Go through the listing and repeat each entry exactly, but include no pictures.

BEGIN Source records

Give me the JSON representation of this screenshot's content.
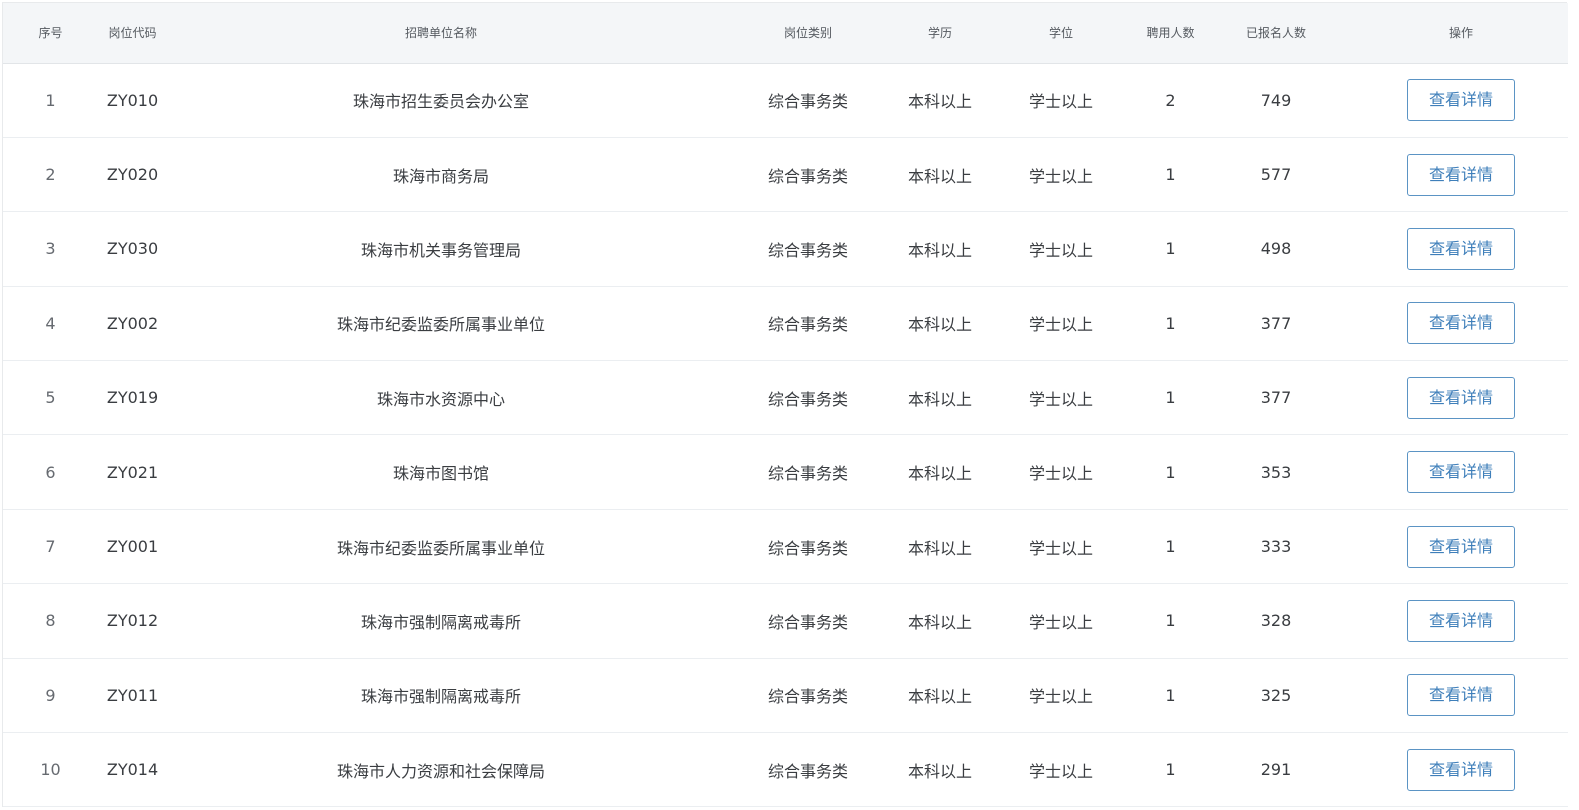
{
  "table": {
    "headers": {
      "index": "序号",
      "code": "岗位代码",
      "unit": "招聘单位名称",
      "category": "岗位类别",
      "education": "学历",
      "degree": "学位",
      "hire_count": "聘用人数",
      "applied_count": "已报名人数",
      "action": "操作"
    },
    "rows": [
      {
        "index": "1",
        "code": "ZY010",
        "unit": "珠海市招生委员会办公室",
        "category": "综合事务类",
        "education": "本科以上",
        "degree": "学士以上",
        "hire_count": "2",
        "applied_count": "749",
        "action_label": "查看详情"
      },
      {
        "index": "2",
        "code": "ZY020",
        "unit": "珠海市商务局",
        "category": "综合事务类",
        "education": "本科以上",
        "degree": "学士以上",
        "hire_count": "1",
        "applied_count": "577",
        "action_label": "查看详情"
      },
      {
        "index": "3",
        "code": "ZY030",
        "unit": "珠海市机关事务管理局",
        "category": "综合事务类",
        "education": "本科以上",
        "degree": "学士以上",
        "hire_count": "1",
        "applied_count": "498",
        "action_label": "查看详情"
      },
      {
        "index": "4",
        "code": "ZY002",
        "unit": "珠海市纪委监委所属事业单位",
        "category": "综合事务类",
        "education": "本科以上",
        "degree": "学士以上",
        "hire_count": "1",
        "applied_count": "377",
        "action_label": "查看详情"
      },
      {
        "index": "5",
        "code": "ZY019",
        "unit": "珠海市水资源中心",
        "category": "综合事务类",
        "education": "本科以上",
        "degree": "学士以上",
        "hire_count": "1",
        "applied_count": "377",
        "action_label": "查看详情"
      },
      {
        "index": "6",
        "code": "ZY021",
        "unit": "珠海市图书馆",
        "category": "综合事务类",
        "education": "本科以上",
        "degree": "学士以上",
        "hire_count": "1",
        "applied_count": "353",
        "action_label": "查看详情"
      },
      {
        "index": "7",
        "code": "ZY001",
        "unit": "珠海市纪委监委所属事业单位",
        "category": "综合事务类",
        "education": "本科以上",
        "degree": "学士以上",
        "hire_count": "1",
        "applied_count": "333",
        "action_label": "查看详情"
      },
      {
        "index": "8",
        "code": "ZY012",
        "unit": "珠海市强制隔离戒毒所",
        "category": "综合事务类",
        "education": "本科以上",
        "degree": "学士以上",
        "hire_count": "1",
        "applied_count": "328",
        "action_label": "查看详情"
      },
      {
        "index": "9",
        "code": "ZY011",
        "unit": "珠海市强制隔离戒毒所",
        "category": "综合事务类",
        "education": "本科以上",
        "degree": "学士以上",
        "hire_count": "1",
        "applied_count": "325",
        "action_label": "查看详情"
      },
      {
        "index": "10",
        "code": "ZY014",
        "unit": "珠海市人力资源和社会保障局",
        "category": "综合事务类",
        "education": "本科以上",
        "degree": "学士以上",
        "hire_count": "1",
        "applied_count": "291",
        "action_label": "查看详情"
      }
    ]
  },
  "colors": {
    "header_bg": "#f4f6f8",
    "border": "#ebeef1",
    "button_border": "#5b94c4",
    "button_text": "#3f7fba"
  }
}
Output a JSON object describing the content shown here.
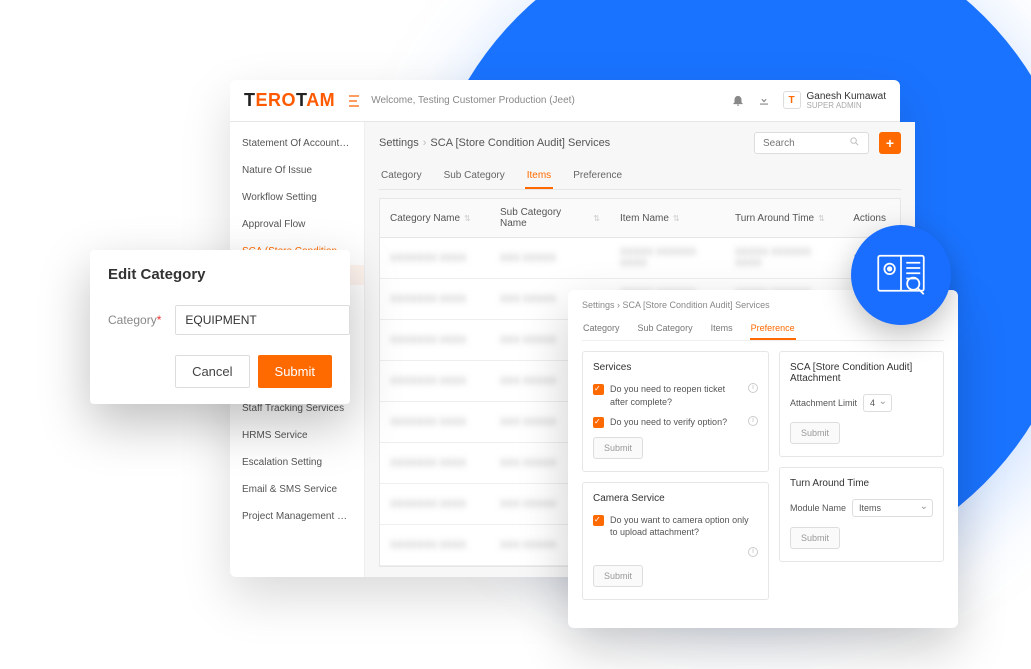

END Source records

■ Solution to the problem ■
Give me the JSON representation of this screenshot's content.
{
  "table": {
    "headers": {
      "index": "序号",
      "code": "岗位代码",
      "unit": "招聘单位名称",
      "category": "岗位类别",
      "education": "学历",
      "degree": "学位",
      "hire_count": "聘用人数",
      "applied_count": "已报名人数",
      "action": "操作"
    },
    "rows": [
      {
        "index": "1",
        "code": "ZY010",
        "unit": "珠海市招生委员会办公室",
        "category": "综合事务类",
        "education": "本科以上",
        "degree": "学士以上",
        "hire_count": "2",
        "applied_count": "749",
        "action_label": "查看详情"
      },
      {
        "index": "2",
        "code": "ZY020",
        "unit": "珠海市商务局",
        "category": "综合事务类",
        "education": "本科以上",
        "degree": "学士以上",
        "hire_count": "1",
        "applied_count": "577",
        "action_label": "查看详情"
      },
      {
        "index": "3",
        "code": "ZY030",
        "unit": "珠海市机关事务管理局",
        "category": "综合事务类",
        "education": "本科以上",
        "degree": "学士以上",
        "hire_count": "1",
        "applied_count": "498",
        "action_label": "查看详情"
      },
      {
        "index": "4",
        "code": "ZY002",
        "unit": "珠海市纪委监委所属事业单位",
        "category": "综合事务类",
        "education": "本科以上",
        "degree": "学士以上",
        "hire_count": "1",
        "applied_count": "377",
        "action_label": "查看详情"
      },
      {
        "index": "5",
        "code": "ZY019",
        "unit": "珠海市水资源中心",
        "category": "综合事务类",
        "education": "本科以上",
        "degree": "学士以上",
        "hire_count": "1",
        "applied_count": "377",
        "action_label": "查看详情"
      },
      {
        "index": "6",
        "code": "ZY021",
        "unit": "珠海市图书馆",
        "category": "综合事务类",
        "education": "本科以上",
        "degree": "学士以上",
        "hire_count": "1",
        "applied_count": "353",
        "action_label": "查看详情"
      },
      {
        "index": "7",
        "code": "ZY001",
        "unit": "珠海市纪委监委所属事业单位",
        "category": "综合事务类",
        "education": "本科以上",
        "degree": "学士以上",
        "hire_count": "1",
        "applied_count": "333",
        "action_label": "查看详情"
      },
      {
        "index": "8",
        "code": "ZY012",
        "unit": "珠海市强制隔离戒毒所",
        "category": "综合事务类",
        "education": "本科以上",
        "degree": "学士以上",
        "hire_count": "1",
        "applied_count": "328",
        "action_label": "查看详情"
      },
      {
        "index": "9",
        "code": "ZY011",
        "unit": "珠海市强制隔离戒毒所",
        "category": "综合事务类",
        "education": "本科以上",
        "degree": "学士以上",
        "hire_count": "1",
        "applied_count": "325",
        "action_label": "查看详情"
      },
      {
        "index": "10",
        "code": "ZY014",
        "unit": "珠海市人力资源和社会保障局",
        "category": "综合事务类",
        "education": "本科以上",
        "degree": "学士以上",
        "hire_count": "1",
        "applied_count": "291",
        "action_label": "查看详情"
      }
    ]
  },
  "colors": {
    "header_bg": "#f4f6f8",
    "border": "#ebeef1",
    "button_border": "#5b94c4",
    "button_text": "#3f7fba"
  }
}
Output a JSON object describing the content shown here.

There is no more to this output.